A reduplicative is a word or lexeme (such as mama) that contains two identical or very similar parts. Words such as these are also called tautonyms. The morphological and phonological process of forming a compound word by repeating all or part of it is known as reduplication. The repeated element is called a reduplicant.
David Crystal wrote in the second edition of The Cambridge Encyclopedia of the English Language:
"Items with identical spoken constituents, such as goody-goody and din-din, are rare. What is normal is for a single vowel or consonant to change between the first constituent and the second, such as see-saw and walkie-talkie.
"Reduplicatives are used in a variety of ways. Some simply imitate sounds: ding-dong, bow-wow. Some suggest alternative movements: flip-flop, ping-pong. Some are disparaging: dilly-dally, wishy-washy. And some intensify meaning: teeny-weeny, tip-top. Reduplication is not a major means of creating lexemes in English, but it is perhaps the most unusual one."
(Cambridge Univ. Press, 2003)
Reduplicatives can rhyme but aren't required to. They likely have a figure of sound represented in them, as alliteration (repetition of consonants) and assonance (repetition of vowel sounds) would be common in a word or phrase that doesn't change much among its parts, such as in this by Patrick B. Oliphant, "Correct me if I'm wrong: the gizmo is connected to the flingflang connected to the watzis, watzis connected to the doo-dad connected to the ding dong.”
According to "Gift of the Gob: Morsels of English Language History" by Kate Burridge:

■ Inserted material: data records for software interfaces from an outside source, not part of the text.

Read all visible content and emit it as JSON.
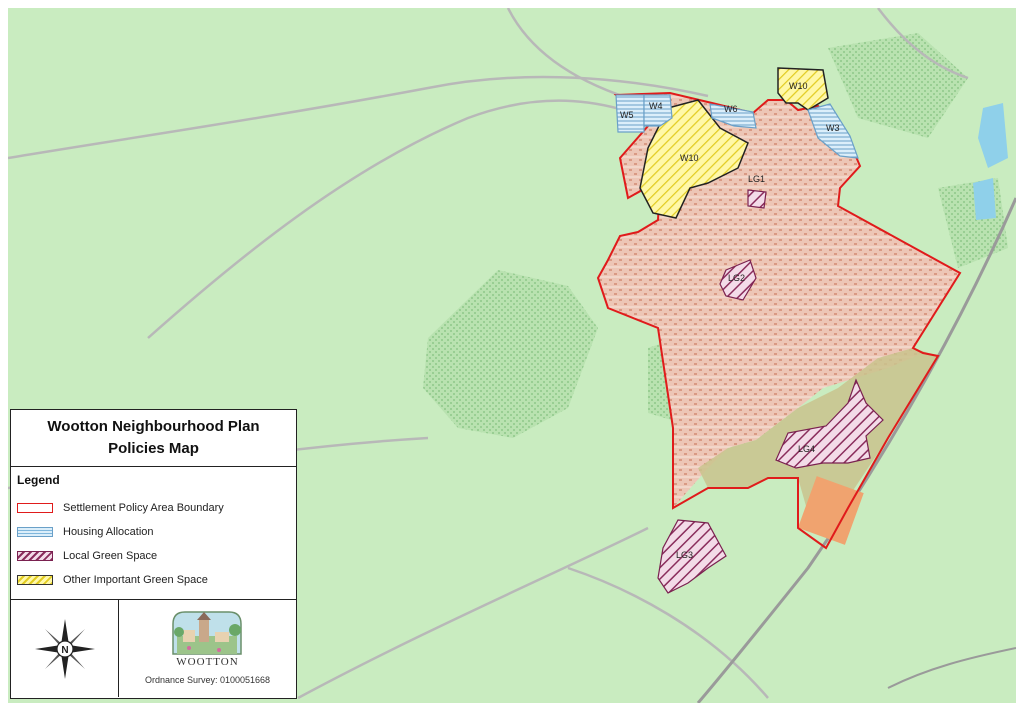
{
  "panel": {
    "title_line1": "Wootton Neighbourhood Plan",
    "title_line2": "Policies Map"
  },
  "legend": {
    "heading": "Legend",
    "items": [
      {
        "label": "Settlement Policy Area Boundary",
        "swatch": "red-outline"
      },
      {
        "label": "Housing Allocation",
        "swatch": "blue-hatch"
      },
      {
        "label": "Local Green Space",
        "swatch": "purple-hatch"
      },
      {
        "label": "Other Important Green Space",
        "swatch": "yellow-hatch"
      }
    ]
  },
  "compass": {
    "letter": "N",
    "icon": "compass-rose-icon"
  },
  "logo": {
    "text": "WOOTTON",
    "icon": "village-crest-icon"
  },
  "copyright": "Ordnance Survey: 0100051668",
  "map": {
    "labels": {
      "W10_north": "W10",
      "W10_main": "W10",
      "W4": "W4",
      "W5": "W5",
      "W6": "W6",
      "W3": "W3",
      "LG1": "LG1",
      "LG2": "LG2",
      "LG3": "LG3",
      "LG4": "LG4"
    }
  },
  "colors": {
    "background": "#c9ecc0",
    "settlement_boundary": "#e01b1b",
    "housing_allocation": "#7fb6dc",
    "local_green_space": "#8a2d5c",
    "other_green_space": "#e2cc22",
    "urban_fill": "#eac3b3"
  }
}
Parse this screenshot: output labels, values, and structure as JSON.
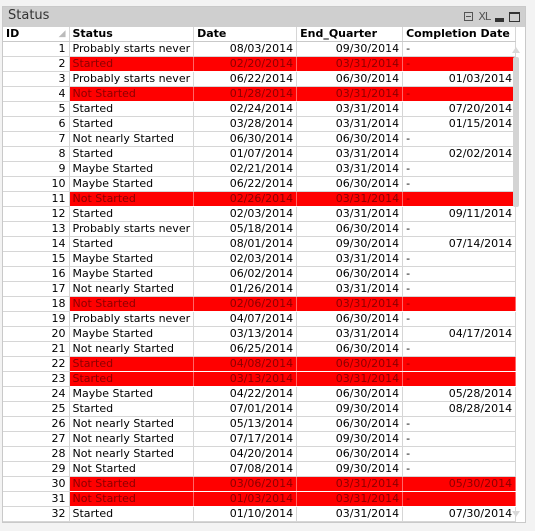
{
  "window": {
    "title": "Status",
    "icons": [
      "print-icon",
      "xl-export-icon",
      "minimize-icon",
      "maximize-icon"
    ],
    "xl_label": "XL"
  },
  "table": {
    "columns": [
      "ID",
      "Status",
      "Date",
      "End_Quarter",
      "Completion Date"
    ],
    "highlight_color": "#ff0000",
    "highlight_text_color": "#8b0000",
    "rows": [
      {
        "id": "1",
        "status": "Probably starts never",
        "date": "08/03/2014",
        "end_quarter": "09/30/2014",
        "completion": "-",
        "highlight": false
      },
      {
        "id": "2",
        "status": "Started",
        "date": "02/20/2014",
        "end_quarter": "03/31/2014",
        "completion": "-",
        "highlight": true
      },
      {
        "id": "3",
        "status": "Probably starts never",
        "date": "06/22/2014",
        "end_quarter": "06/30/2014",
        "completion": "01/03/2014",
        "highlight": false
      },
      {
        "id": "4",
        "status": "Not Started",
        "date": "01/28/2014",
        "end_quarter": "03/31/2014",
        "completion": "-",
        "highlight": true
      },
      {
        "id": "5",
        "status": "Started",
        "date": "02/24/2014",
        "end_quarter": "03/31/2014",
        "completion": "07/20/2014",
        "highlight": false
      },
      {
        "id": "6",
        "status": "Started",
        "date": "03/28/2014",
        "end_quarter": "03/31/2014",
        "completion": "01/15/2014",
        "highlight": false
      },
      {
        "id": "7",
        "status": "Not nearly Started",
        "date": "06/30/2014",
        "end_quarter": "06/30/2014",
        "completion": "-",
        "highlight": false
      },
      {
        "id": "8",
        "status": "Started",
        "date": "01/07/2014",
        "end_quarter": "03/31/2014",
        "completion": "02/02/2014",
        "highlight": false
      },
      {
        "id": "9",
        "status": "Maybe Started",
        "date": "02/21/2014",
        "end_quarter": "03/31/2014",
        "completion": "-",
        "highlight": false
      },
      {
        "id": "10",
        "status": "Maybe Started",
        "date": "06/22/2014",
        "end_quarter": "06/30/2014",
        "completion": "-",
        "highlight": false
      },
      {
        "id": "11",
        "status": "Not Started",
        "date": "02/26/2014",
        "end_quarter": "03/31/2014",
        "completion": "-",
        "highlight": true
      },
      {
        "id": "12",
        "status": "Started",
        "date": "02/03/2014",
        "end_quarter": "03/31/2014",
        "completion": "09/11/2014",
        "highlight": false
      },
      {
        "id": "13",
        "status": "Probably starts never",
        "date": "05/18/2014",
        "end_quarter": "06/30/2014",
        "completion": "-",
        "highlight": false
      },
      {
        "id": "14",
        "status": "Started",
        "date": "08/01/2014",
        "end_quarter": "09/30/2014",
        "completion": "07/14/2014",
        "highlight": false
      },
      {
        "id": "15",
        "status": "Maybe Started",
        "date": "02/03/2014",
        "end_quarter": "03/31/2014",
        "completion": "-",
        "highlight": false
      },
      {
        "id": "16",
        "status": "Maybe Started",
        "date": "06/02/2014",
        "end_quarter": "06/30/2014",
        "completion": "-",
        "highlight": false
      },
      {
        "id": "17",
        "status": "Not nearly Started",
        "date": "01/26/2014",
        "end_quarter": "03/31/2014",
        "completion": "-",
        "highlight": false
      },
      {
        "id": "18",
        "status": "Not Started",
        "date": "02/06/2014",
        "end_quarter": "03/31/2014",
        "completion": "-",
        "highlight": true
      },
      {
        "id": "19",
        "status": "Probably starts never",
        "date": "04/07/2014",
        "end_quarter": "06/30/2014",
        "completion": "-",
        "highlight": false
      },
      {
        "id": "20",
        "status": "Maybe Started",
        "date": "03/13/2014",
        "end_quarter": "03/31/2014",
        "completion": "04/17/2014",
        "highlight": false
      },
      {
        "id": "21",
        "status": "Not nearly Started",
        "date": "06/25/2014",
        "end_quarter": "06/30/2014",
        "completion": "-",
        "highlight": false
      },
      {
        "id": "22",
        "status": "Started",
        "date": "04/08/2014",
        "end_quarter": "06/30/2014",
        "completion": "-",
        "highlight": true
      },
      {
        "id": "23",
        "status": "Started",
        "date": "03/13/2014",
        "end_quarter": "03/31/2014",
        "completion": "-",
        "highlight": true
      },
      {
        "id": "24",
        "status": "Maybe Started",
        "date": "04/22/2014",
        "end_quarter": "06/30/2014",
        "completion": "05/28/2014",
        "highlight": false
      },
      {
        "id": "25",
        "status": "Started",
        "date": "07/01/2014",
        "end_quarter": "09/30/2014",
        "completion": "08/28/2014",
        "highlight": false
      },
      {
        "id": "26",
        "status": "Not nearly Started",
        "date": "05/13/2014",
        "end_quarter": "06/30/2014",
        "completion": "-",
        "highlight": false
      },
      {
        "id": "27",
        "status": "Not nearly Started",
        "date": "07/17/2014",
        "end_quarter": "09/30/2014",
        "completion": "-",
        "highlight": false
      },
      {
        "id": "28",
        "status": "Not nearly Started",
        "date": "04/20/2014",
        "end_quarter": "06/30/2014",
        "completion": "-",
        "highlight": false
      },
      {
        "id": "29",
        "status": "Not Started",
        "date": "07/08/2014",
        "end_quarter": "09/30/2014",
        "completion": "-",
        "highlight": false
      },
      {
        "id": "30",
        "status": "Not Started",
        "date": "03/06/2014",
        "end_quarter": "03/31/2014",
        "completion": "05/30/2014",
        "highlight": true
      },
      {
        "id": "31",
        "status": "Not Started",
        "date": "01/03/2014",
        "end_quarter": "03/31/2014",
        "completion": "-",
        "highlight": true
      },
      {
        "id": "32",
        "status": "Started",
        "date": "01/10/2014",
        "end_quarter": "03/31/2014",
        "completion": "07/30/2014",
        "highlight": false
      }
    ]
  }
}
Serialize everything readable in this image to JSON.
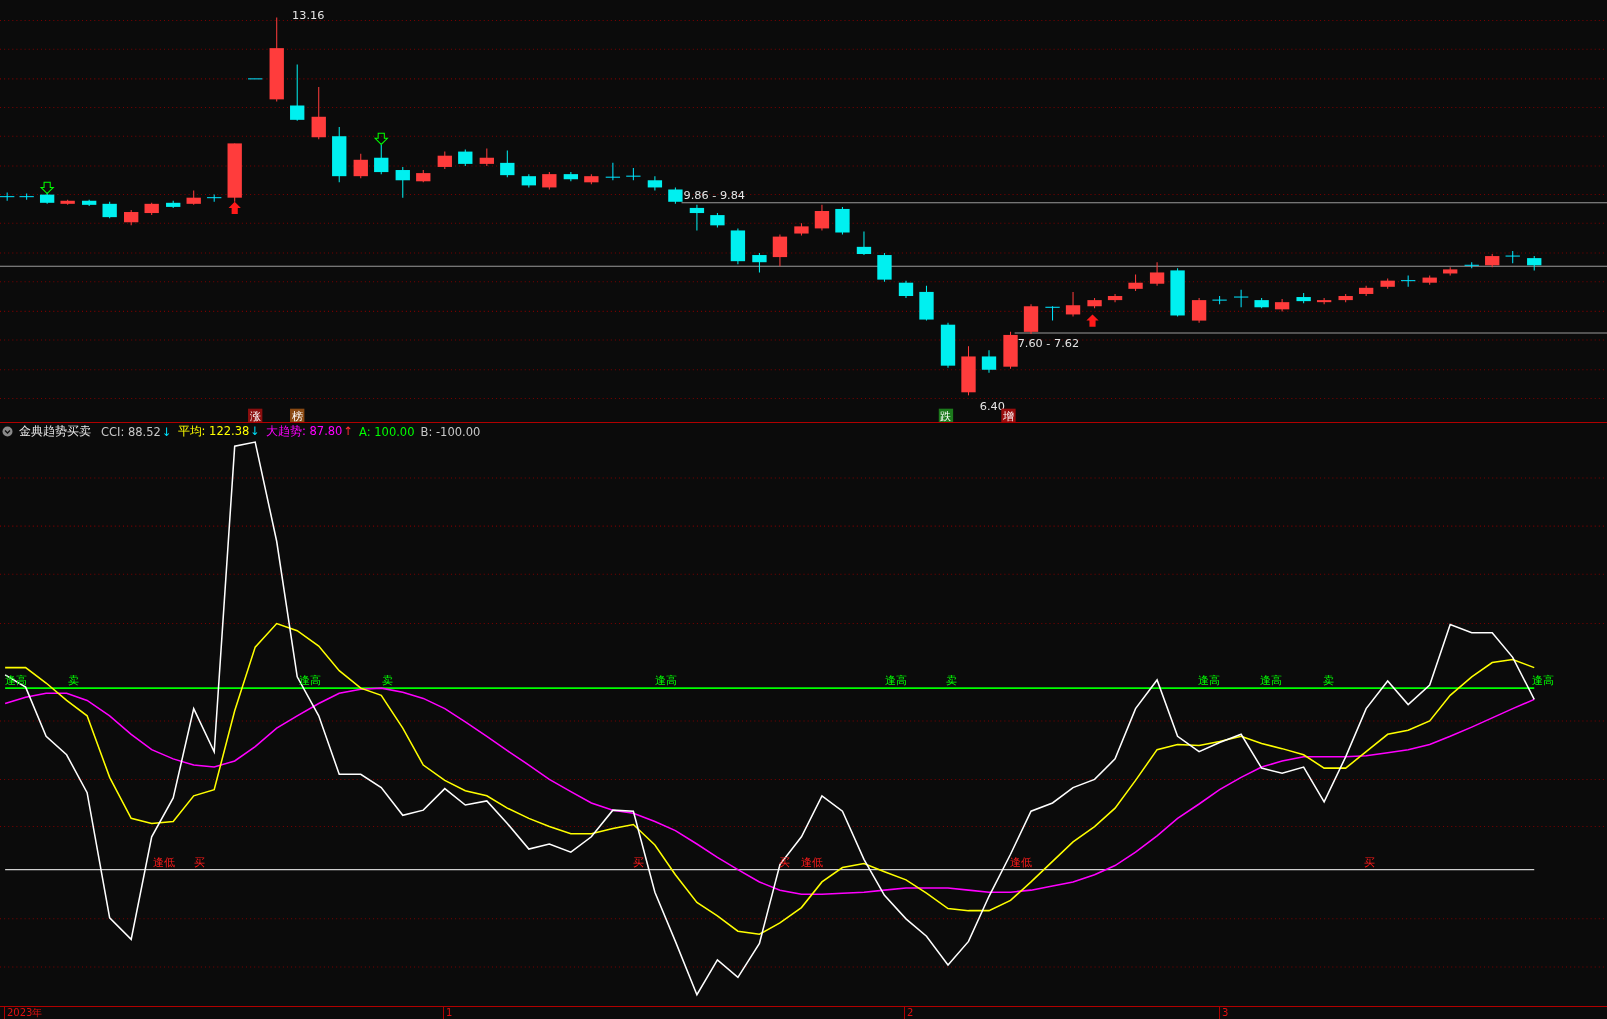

"The majority of… reduplicated forms involve a play on the rhyme of words. The result can be a combination of two existing words, like flower-power and culture-vulture, but more usually one of the elements is meaningless, as in superduper, or both, as in namby-pamby. Now, it struck me the other day that a large number of these nonsense jingles begin with 'h.' Think of hoity-toity, higgledy-piggledy, hanky-panky, hokey-pokey, hob-nob, heebie-jeebies, hocus-pocus, hugger-mugger, hurly-burly, hodge-podge, hurdy-gurdy, hubbub, hullabaloo, harumscarum, helter-skelter, hurry-scurry, hooley-dooley and don't forget Humpty Dumpty. And these are just a few!"
(HarperCollins Australia, 2011)
Reduplicatives differ from echo words in that there are fewer rules in forming reduplicatives.
The history of reduplicatives in English starts in the Early Modern English (EMnE) era, which was about the end of the 15th century. In the third edition of "A Biography of the English Language," C.M. Millward and Mary Hayes noted:
"Reduplicated words do not appear at all until the EMnE period. When they do appear, they are usually direct borrowings from some other language, such as Portuguese dodo (1628), Spanish grugru (1796) and motmot (1651), French haha 'ditch' (1712), and Maori kaka (1774). Even the nursery words mama and papa were borrowed from French in the 17th century. So-so is probably the sole native formation from the EMnE period; it is first recorded in 1530."
Morphological and Phonological
Sharon Inkelas wrote in "Studies on Reduplication" that there are two separate methods, producing two different types or subsets of reduplication: phonological duplication and morphological reduplication. "Below we list some criteria for determining when a copying effect is reduplication and when it is phonological duplication.
(1) Phonological duplication serves a phonological purpose; morphological reduplication serves a morphological process (either by being a word-formation process itself or by enabling another word-formation process to take place… ).
(2) Phonological duplication involves a single phonological segment… ; morphological reduplication involves an entire morphological constituent (affix, root, stem, word), potentially truncated to a prosodic constituent (mora, syllable, foot).
(3) Phonological duplication involves, by definition, phonological identity, while morphological reduplication involves semantic, not necessarily phonological, identity.
(4) Phonological duplication is local (a copied consonant is a copy of the closest consonant, for example), while morphological reduplication is not necessarily local." ("Morphological Doubling Theory: Evidence for Morphological Doubling in Reduplication." ed. by Bernhard Hurch. Walter de Gruyter, 2005)